“We are taking extreme precautions and making aggressive evacuation decisions based on the forecast. We are providing defense for communities that may be impacted,” Cox said. “It’s only successful if the public who are asked to evacuate leave the area.”
Pat Sherman, 68, and her husband Craig Allison, 67, who’ve lived in Windsor together for 20 years, arrived in the parking lot of the Petaluma Memorial Veterans Hall shelter Saturday afternoon, where they planned to stay during the evacuation.
The couple has three large dogs — Keith, Ronnie, and Cookie — and said they might sleep in the car Saturday night as the space for pets in the hall seemed limited. They tried unsuccessfully to rent a room at a motel in Santa Rosa, as a manager told them there was a two-dog limit. The couple evacuated as a precaution during the Tubbs Fire.

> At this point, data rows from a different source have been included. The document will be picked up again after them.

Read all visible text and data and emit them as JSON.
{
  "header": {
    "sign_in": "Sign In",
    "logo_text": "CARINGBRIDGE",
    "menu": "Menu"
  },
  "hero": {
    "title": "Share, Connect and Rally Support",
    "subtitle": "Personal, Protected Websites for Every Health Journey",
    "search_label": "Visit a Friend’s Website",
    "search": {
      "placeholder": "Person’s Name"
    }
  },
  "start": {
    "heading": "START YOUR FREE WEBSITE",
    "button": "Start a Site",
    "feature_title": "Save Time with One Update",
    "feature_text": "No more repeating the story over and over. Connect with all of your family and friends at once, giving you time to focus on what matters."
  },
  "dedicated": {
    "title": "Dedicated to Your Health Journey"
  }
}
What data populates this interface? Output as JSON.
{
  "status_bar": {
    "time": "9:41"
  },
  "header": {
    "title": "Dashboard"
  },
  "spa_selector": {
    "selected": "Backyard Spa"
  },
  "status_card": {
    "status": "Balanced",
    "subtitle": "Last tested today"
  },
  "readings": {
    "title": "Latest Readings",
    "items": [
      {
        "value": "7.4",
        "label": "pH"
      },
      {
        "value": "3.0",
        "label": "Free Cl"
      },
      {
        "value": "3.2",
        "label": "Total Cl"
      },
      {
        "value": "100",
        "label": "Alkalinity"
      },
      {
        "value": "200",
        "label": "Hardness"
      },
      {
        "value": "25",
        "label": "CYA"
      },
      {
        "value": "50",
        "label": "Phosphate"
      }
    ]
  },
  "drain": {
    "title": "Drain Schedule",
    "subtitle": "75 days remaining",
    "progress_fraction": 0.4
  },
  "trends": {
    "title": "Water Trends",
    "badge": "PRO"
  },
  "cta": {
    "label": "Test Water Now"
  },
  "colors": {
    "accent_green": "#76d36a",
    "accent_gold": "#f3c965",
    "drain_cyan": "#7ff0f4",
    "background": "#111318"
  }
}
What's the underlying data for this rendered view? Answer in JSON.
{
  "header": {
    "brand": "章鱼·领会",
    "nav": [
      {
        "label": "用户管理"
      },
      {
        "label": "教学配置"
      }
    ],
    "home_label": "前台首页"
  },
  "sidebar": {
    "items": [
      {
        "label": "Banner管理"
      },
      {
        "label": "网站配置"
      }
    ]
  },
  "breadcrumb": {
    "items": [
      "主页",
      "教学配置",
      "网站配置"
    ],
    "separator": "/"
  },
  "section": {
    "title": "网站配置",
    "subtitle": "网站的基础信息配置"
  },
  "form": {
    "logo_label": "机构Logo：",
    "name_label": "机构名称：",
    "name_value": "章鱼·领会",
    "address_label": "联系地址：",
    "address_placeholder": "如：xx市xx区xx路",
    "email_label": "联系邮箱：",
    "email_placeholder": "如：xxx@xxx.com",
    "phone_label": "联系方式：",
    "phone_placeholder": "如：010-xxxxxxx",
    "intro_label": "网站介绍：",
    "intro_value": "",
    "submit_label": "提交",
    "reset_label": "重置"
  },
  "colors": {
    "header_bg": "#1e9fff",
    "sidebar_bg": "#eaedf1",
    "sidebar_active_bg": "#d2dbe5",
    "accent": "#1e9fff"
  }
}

“Hoping it remains,” Allison said of his home. “I like to pre-visualize about pulling back into the driveway.”
“I could put on a happy face, it’s very easy,” Sherman said. “But when it comes down to it, I could lose my home, my memories of my parents, everybody. And you can’t bring that back.”
Check back later for updates to this story.
Staff writer Nico Savidge contributed to this report.
EVACUATION CENTERS FOR KINCADE FIRE
- Santa Rosa Fairgrounds, 1350 Bennett Valley Rd., Santa Rosa, CA 95404
- Santa Rosa Veterans Memorial Bldg., 1351 Maple Ave., Santa Rosa, CA 95404
- Sonoma-Marin Fairgrounds, 175 Fairgrounds Rd., Petaluma, CA 94952
- Petaluma Veterans Center, 1094 Petaluma Blvd., Petaluma, CA 94952
- Large Animal Evacuation site: Santa Rosa Fairgrounds